Henchbarger immediately shifts to her more characteristic optimism.

“Having said that,” she continues, “I would add that young people in the eight counties of Western New York, if they have support at home and at school, if they have support in the church [or activities] they attend, then LGBT youth are thriving!”

There are statistics to support Henchbarger’s claim.
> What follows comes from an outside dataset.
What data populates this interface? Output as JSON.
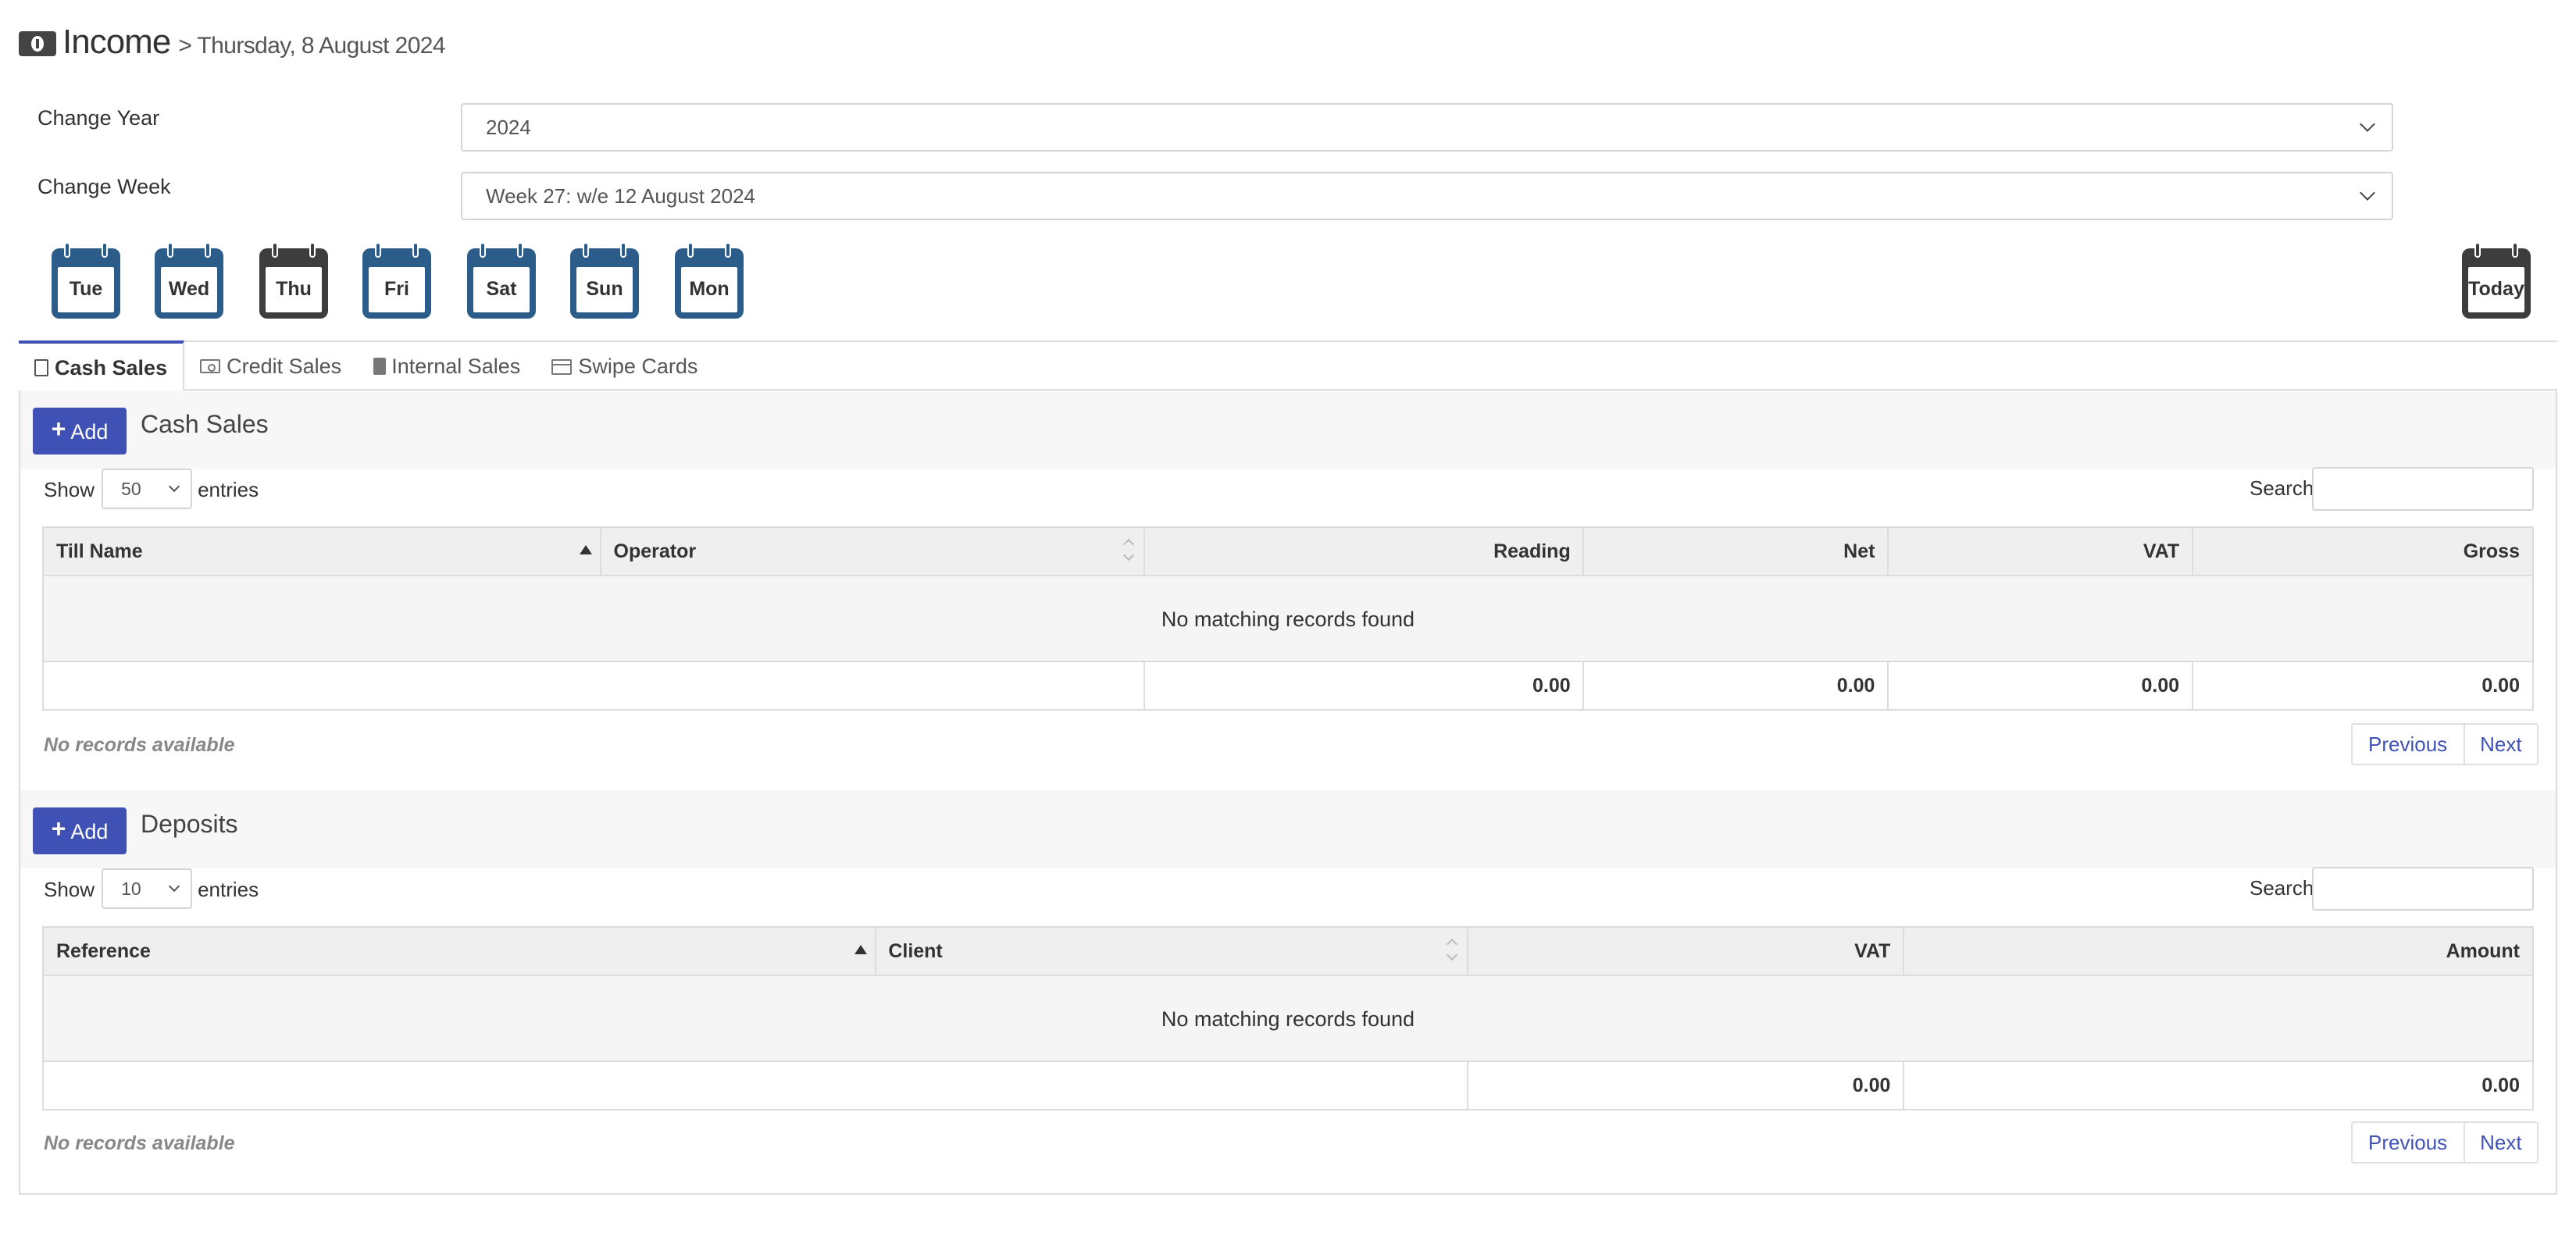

According to the Human Rights Campaign, 75 percent of LGBT youth say that “most of their peers do not have a problem with their identity as LGBT.” 77 percent of LGBT youth say they “know things will get better.”

2015 began as a year of “Same Sex Marriage,” with the Supreme Court ruling making marriage legal for same sex couples on June 26, 2015. Quickly, however, momentum began to build around transgender issues which had gotten enormous global attention when, after much media speculation, Caitlyn Jenner came out as a transgender woman to Diane Sawyer on the 20/20 television show in April.

“We are very busy with transgender issues at GLYS these days,” affirms Henchbarger. “The governor signed the Dignity for All Students Act in 2010, and schools, frankly, don’t know what to do with it.”

New York State’s “Dignity for All Students Act” seeks to provide the State’s public elementary and secondary school students “with a safe and supportive environment free from discrimination, intimidation, taunting, harassment, and bullying on school property, a school bus and/or at a school function.” Unlike previous protections, this law explicitly prohibits discrimination in schools on the basis of actual or perceived gender, gender identity and gender expression, and compels schools, not only to respond to discrimination, but to take additional steps to ensure that schools do not become hostile environments for children. In other words, schools must train staff and offer inclusive curricula, as well as report incidents of harassment. That’s where GLYS can help.

“Frequently the responses that inexperienced lawyers recommend to schools are not really responses at all,” observes Henchbarger. “Students have rights and we need to help bring administrators, teachers, social workers, and everyone else who interacts with students up to speed.”

Henchbarger has just returned from a conference of school superintendents in Olean to help them navigate the issue.

“There has been wonderful progress, and so many LGBT kids are thriving today,” affirms Henchbarger, “but GLYS is still needed. We are not an organization that can just fold up its tent and go away.”

GLYS offers a variety of opportunities and services for gay, lesbian, bisexual, transgender, and questioning youth and their friends, ages 14-21. Those with questions can contact the organization at 716-855-0221, or at